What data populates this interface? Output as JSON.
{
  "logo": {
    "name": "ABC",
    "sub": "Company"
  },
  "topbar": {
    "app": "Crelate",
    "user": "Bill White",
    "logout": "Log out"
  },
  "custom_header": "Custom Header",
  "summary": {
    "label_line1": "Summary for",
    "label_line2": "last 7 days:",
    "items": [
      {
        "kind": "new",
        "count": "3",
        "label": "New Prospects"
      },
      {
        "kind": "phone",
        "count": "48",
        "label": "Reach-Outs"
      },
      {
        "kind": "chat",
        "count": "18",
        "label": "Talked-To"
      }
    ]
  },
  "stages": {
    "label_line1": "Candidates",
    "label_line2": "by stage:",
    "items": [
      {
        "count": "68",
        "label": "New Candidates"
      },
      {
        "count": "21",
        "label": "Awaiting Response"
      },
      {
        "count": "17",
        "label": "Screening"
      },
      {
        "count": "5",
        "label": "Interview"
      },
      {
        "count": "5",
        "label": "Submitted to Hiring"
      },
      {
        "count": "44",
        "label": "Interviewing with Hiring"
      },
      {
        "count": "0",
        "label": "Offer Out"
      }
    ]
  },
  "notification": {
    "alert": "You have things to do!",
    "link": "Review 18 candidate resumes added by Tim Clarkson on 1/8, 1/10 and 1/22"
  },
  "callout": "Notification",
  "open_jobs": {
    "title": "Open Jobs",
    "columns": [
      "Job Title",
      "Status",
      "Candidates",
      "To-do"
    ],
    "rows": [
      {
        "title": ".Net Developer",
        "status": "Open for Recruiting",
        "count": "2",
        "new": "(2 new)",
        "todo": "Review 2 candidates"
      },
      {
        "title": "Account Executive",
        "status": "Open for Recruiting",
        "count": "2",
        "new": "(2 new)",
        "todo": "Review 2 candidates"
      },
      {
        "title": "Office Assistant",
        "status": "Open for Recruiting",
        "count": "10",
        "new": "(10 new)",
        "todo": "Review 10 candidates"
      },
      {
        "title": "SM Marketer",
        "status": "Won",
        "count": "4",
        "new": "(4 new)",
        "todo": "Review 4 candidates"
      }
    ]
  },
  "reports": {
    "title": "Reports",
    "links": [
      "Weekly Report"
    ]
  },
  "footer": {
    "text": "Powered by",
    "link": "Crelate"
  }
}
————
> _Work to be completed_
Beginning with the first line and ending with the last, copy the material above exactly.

> _Written response_
What data populates this interface? Output as JSON.
{
  "logo": {
    "name": "ABC",
    "sub": "Company"
  },
  "topbar": {
    "app": "Crelate",
    "user": "Bill White",
    "logout": "Log out"
  },
  "custom_header": "Custom Header",
  "summary": {
    "label_line1": "Summary for",
    "label_line2": "last 7 days:",
    "items": [
      {
        "kind": "new",
        "count": "3",
        "label": "New Prospects"
      },
      {
        "kind": "phone",
        "count": "48",
        "label": "Reach-Outs"
      },
      {
        "kind": "chat",
        "count": "18",
        "label": "Talked-To"
      }
    ]
  },
  "stages": {
    "label_line1": "Candidates",
    "label_line2": "by stage:",
    "items": [
      {
        "count": "68",
        "label": "New Candidates"
      },
      {
        "count": "21",
        "label": "Awaiting Response"
      },
      {
        "count": "17",
        "label": "Screening"
      },
      {
        "count": "5",
        "label": "Interview"
      },
      {
        "count": "5",
        "label": "Submitted to Hiring"
      },
      {
        "count": "44",
        "label": "Interviewing with Hiring"
      },
      {
        "count": "0",
        "label": "Offer Out"
      }
    ]
  },
  "notification": {
    "alert": "You have things to do!",
    "link": "Review 18 candidate resumes added by Tim Clarkson on 1/8, 1/10 and 1/22"
  },
  "callout": "Notification",
  "open_jobs": {
    "title": "Open Jobs",
    "columns": [
      "Job Title",
      "Status",
      "Candidates",
      "To-do"
    ],
    "rows": [
      {
        "title": ".Net Developer",
        "status": "Open for Recruiting",
        "count": "2",
        "new": "(2 new)",
        "todo": "Review 2 candidates"
      },
      {
        "title": "Account Executive",
        "status": "Open for Recruiting",
        "count": "2",
        "new": "(2 new)",
        "todo": "Review 2 candidates"
      },
      {
        "title": "Office Assistant",
        "status": "Open for Recruiting",
        "count": "10",
        "new": "(10 new)",
        "todo": "Review 10 candidates"
      },
      {
        "title": "SM Marketer",
        "status": "Won",
        "count": "4",
        "new": "(4 new)",
        "todo": "Review 4 candidates"
      }
    ]
  },
  "reports": {
    "title": "Reports",
    "links": [
      "Weekly Report"
    ]
  },
  "footer": {
    "text": "Powered by",
    "link": "Crelate"
  }
}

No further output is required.